Designed to feel like a permanent “World’s Fair” the World Showcase has 11 different pavilions with space for up to 9 more countries to be developed. Many of the buildings in the pavilions use forced perspective to make them appear larger or smaller than they really are. In the American pavilion, a typical colonial house would only have been 2 stories, which would have been too small to be seen from across the World Showcase Lagoon. To achieve the proper size and keep the look of the time period, Imagineers constructed a 5 story building and put 2 stories of windows and doors (albeit large windows and doors) to maintain the illusion. On the other side of the scale, the Canadian pavilion has a 3 story building with 5 stories of windows to make it appear larger. The same technique is used for the Eiffel Tower in the France pavilion. It is larger at the bottom and gets smaller the higher it goes. If a bird were to land on the top, it would look enormous in comparison.
Hidden in the Germany pavilion is a hollow wall, which originally would have housed a ride similar to the Gran Fiesta Tour in Mexico. This boat ride would have taken you on a tour along the Rhine River, seeing sights of the German countryside. While the attraction was never built, the building is still there and was designed to look like a stone castle sitting next to the Biergarten Restaurant.
1. Ride Secrets
There are hidden secrets in many of the rides and attractions at Epcot throughout Future World and the World Showcase. The flight number of Soarin’ (5505) coincides with the date it opened, May 5, 2005. While Test Track doesn’t seem that large, it is both the longest and fastest ride at Walt Disney World, reaching a top speed of 65 mph while traveling almost a full mile. Each vehicle is has three onboard computers, which control the six braking systems and the 22 wheels used to keep the car on track (despite there only being four visible wheels).
The Seas aquarium is one of the largest saltwater tanks in the world. It is so large that Spaceship Earth could easily sit in it and the water in the tank could fill the sphere and still overflow. The American Adventure attraction takes you up to the theaters second-floor entrance only to bring you back down once you are inside. That’s because the audio animatronic figures in the show are on an automated steel framework that sits underneath the audience. Each scene is brought out from under the seats and then lifted vertically into view using hydraulic lifts. And finally, Aboard Mission:Space, every guest is given a set of instructions and will be asked to perform certain tasks at certain times in the ride. While each guest only has 2 main buttons to press, there are tons of other buttons and switches that are extremely tempting to try, but be forewarned, if you try to press them all, Mission Control (Gary Sinise) will tell you to cut it out.

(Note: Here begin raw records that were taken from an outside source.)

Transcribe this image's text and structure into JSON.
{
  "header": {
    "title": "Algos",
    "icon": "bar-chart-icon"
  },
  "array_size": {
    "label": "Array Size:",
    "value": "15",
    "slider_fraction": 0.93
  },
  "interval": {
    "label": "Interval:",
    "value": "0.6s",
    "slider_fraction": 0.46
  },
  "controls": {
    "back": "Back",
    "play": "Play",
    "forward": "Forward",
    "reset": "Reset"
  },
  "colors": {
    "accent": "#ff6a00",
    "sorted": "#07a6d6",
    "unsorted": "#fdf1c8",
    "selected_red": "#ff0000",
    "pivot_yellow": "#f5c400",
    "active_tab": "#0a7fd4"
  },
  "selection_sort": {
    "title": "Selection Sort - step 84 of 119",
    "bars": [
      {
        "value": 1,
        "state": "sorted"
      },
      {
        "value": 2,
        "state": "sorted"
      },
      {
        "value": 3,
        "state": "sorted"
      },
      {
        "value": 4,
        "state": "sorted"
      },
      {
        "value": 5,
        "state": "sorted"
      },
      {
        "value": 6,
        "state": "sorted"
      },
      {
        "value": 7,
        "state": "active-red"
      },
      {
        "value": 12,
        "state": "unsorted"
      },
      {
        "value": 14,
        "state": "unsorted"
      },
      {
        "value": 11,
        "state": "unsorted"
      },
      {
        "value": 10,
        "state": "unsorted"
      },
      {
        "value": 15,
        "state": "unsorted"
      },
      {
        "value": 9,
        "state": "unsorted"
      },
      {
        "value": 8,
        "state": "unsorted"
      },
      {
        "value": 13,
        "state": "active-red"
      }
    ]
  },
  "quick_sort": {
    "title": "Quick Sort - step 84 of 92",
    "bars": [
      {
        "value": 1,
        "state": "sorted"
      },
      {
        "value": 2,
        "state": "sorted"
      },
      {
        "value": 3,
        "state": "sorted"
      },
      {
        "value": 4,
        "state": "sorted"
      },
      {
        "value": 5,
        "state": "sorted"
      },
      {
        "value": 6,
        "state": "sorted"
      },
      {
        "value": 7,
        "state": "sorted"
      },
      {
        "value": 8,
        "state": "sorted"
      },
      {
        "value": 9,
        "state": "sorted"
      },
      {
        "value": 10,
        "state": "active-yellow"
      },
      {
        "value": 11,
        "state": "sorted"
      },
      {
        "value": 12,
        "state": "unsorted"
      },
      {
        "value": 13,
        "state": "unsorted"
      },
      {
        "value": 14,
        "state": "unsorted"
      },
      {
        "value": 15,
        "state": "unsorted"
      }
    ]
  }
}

Which secret at Epcot is your favorite? Is there one we missed? Let us know in the comments!